Q: Why is Asplenium bulbiferum commonly called Mother Fern or Hen and Chicken Fern
A: Asplenium bulbiferum produces offspring, known as bulbils, on top of its leaves. The “baby ferns” fall to the ground and may develop roots and become a new fern if the growing conditions are suited for growth, which is why this fern is commonly called Mother Fern or Hen and Chicken Fern
Q: What is a semi-hardy fern?
A: From the Fern Grower’s Manual, Revised and Expanded Edition, by Barbara Joe Hoshizaki and Robbin C. Moran, Timber Press, 2001, Ferns are classified into four groups: hardy, semi-hardy, semi-tender, or tender. This classification refers to a range of the coolest temperatures a fern can tolerate. While many ferns can endure short periods of lower temperatures, or may fall on the border in between these categories, this classification identifies a general temperature preference for a specific fern. “A semi-hardy fern usually tolerates nighttime temperatures above 40℉ but can survive periods of freezing temperatures if short and not too severe.”

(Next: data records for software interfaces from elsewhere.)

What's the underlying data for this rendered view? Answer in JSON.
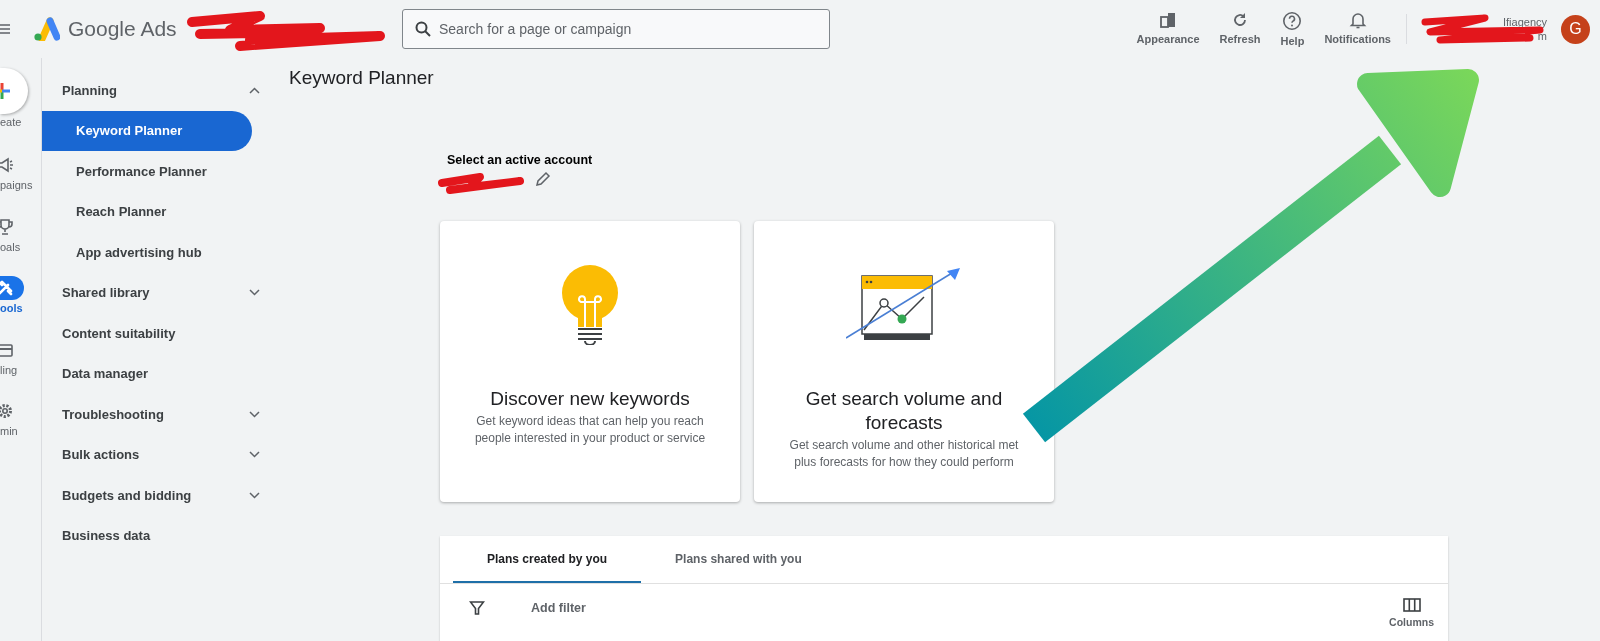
{
  "header": {
    "product": "Google Ads",
    "search": {
      "placeholder": "Search for a page or campaign"
    },
    "actions": [
      {
        "kind": "appearance",
        "label": "Appearance"
      },
      {
        "kind": "refresh",
        "label": "Refresh"
      },
      {
        "kind": "help",
        "label": "Help"
      },
      {
        "kind": "notifications",
        "label": "Notifications"
      }
    ],
    "account": {
      "line_1": "Ifiagency",
      "line_2": "m"
    },
    "avatar": "G"
  },
  "rail": [
    {
      "kind": "create",
      "label": "eate",
      "selected": false
    },
    {
      "kind": "campaigns",
      "label": "paigns",
      "selected": false
    },
    {
      "kind": "goals",
      "label": "oals",
      "selected": false
    },
    {
      "kind": "tools",
      "label": "ools",
      "selected": true
    },
    {
      "kind": "billing",
      "label": "ling",
      "selected": false
    },
    {
      "kind": "admin",
      "label": "min",
      "selected": false
    }
  ],
  "sidebar": {
    "items": [
      {
        "kind": "group",
        "label": "Planning",
        "expanded": true,
        "children": [
          {
            "label": "Keyword Planner",
            "selected": true
          },
          {
            "label": "Performance Planner",
            "selected": false
          },
          {
            "label": "Reach Planner",
            "selected": false
          },
          {
            "label": "App advertising hub",
            "selected": false
          }
        ]
      },
      {
        "kind": "group",
        "label": "Shared library",
        "expanded": false
      },
      {
        "kind": "link",
        "label": "Content suitability"
      },
      {
        "kind": "link",
        "label": "Data manager"
      },
      {
        "kind": "group",
        "label": "Troubleshooting",
        "expanded": false
      },
      {
        "kind": "group",
        "label": "Bulk actions",
        "expanded": false
      },
      {
        "kind": "group",
        "label": "Budgets and bidding",
        "expanded": false
      },
      {
        "kind": "link",
        "label": "Business data"
      }
    ]
  },
  "page_title": "Keyword Planner",
  "account_select": {
    "label": "Select an active account"
  },
  "cards": [
    {
      "kind": "discover",
      "title": "Discover new keywords",
      "lines": [
        "Get keyword ideas that can help you reach",
        "people interested in your product or service"
      ]
    },
    {
      "kind": "forecast",
      "title": "Get search volume and forecasts",
      "lines": [
        "Get search volume and other historical met",
        "plus forecasts for how they could perform"
      ]
    }
  ],
  "plans": {
    "tabs": [
      {
        "label": "Plans created by you",
        "selected": true
      },
      {
        "label": "Plans shared with you",
        "selected": false
      }
    ],
    "filter": {
      "placeholder": "Add filter"
    },
    "columns_button": "Columns"
  }
}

Q: Are the brown spots on the underside of my fern leaf insect eggs?
A: The brown spots on the underside of the fern leaf are spores which is how ferns reproduce, they are not insect eggs. Sporangia is a specialized structure that holds the spores and develops in clusters called sori which may appear as black dots, lines, or rusty patches and arranged in symmetrical or scattered patterns, or completely cover the lower leaf surface.
Q: What is the rusty dust on my fern leaf?
A: Ferns reproduce by spores. Sporangia is a specialized structure that holds the spores and develops in clusters called sori which may appear as rusty patches, black dots, or lines and arranged in symmetrical or scattered patterns, or completely cover the lower leaf surface. The rusty dust on the fern leaf are spores, part of the fern’s life cycle.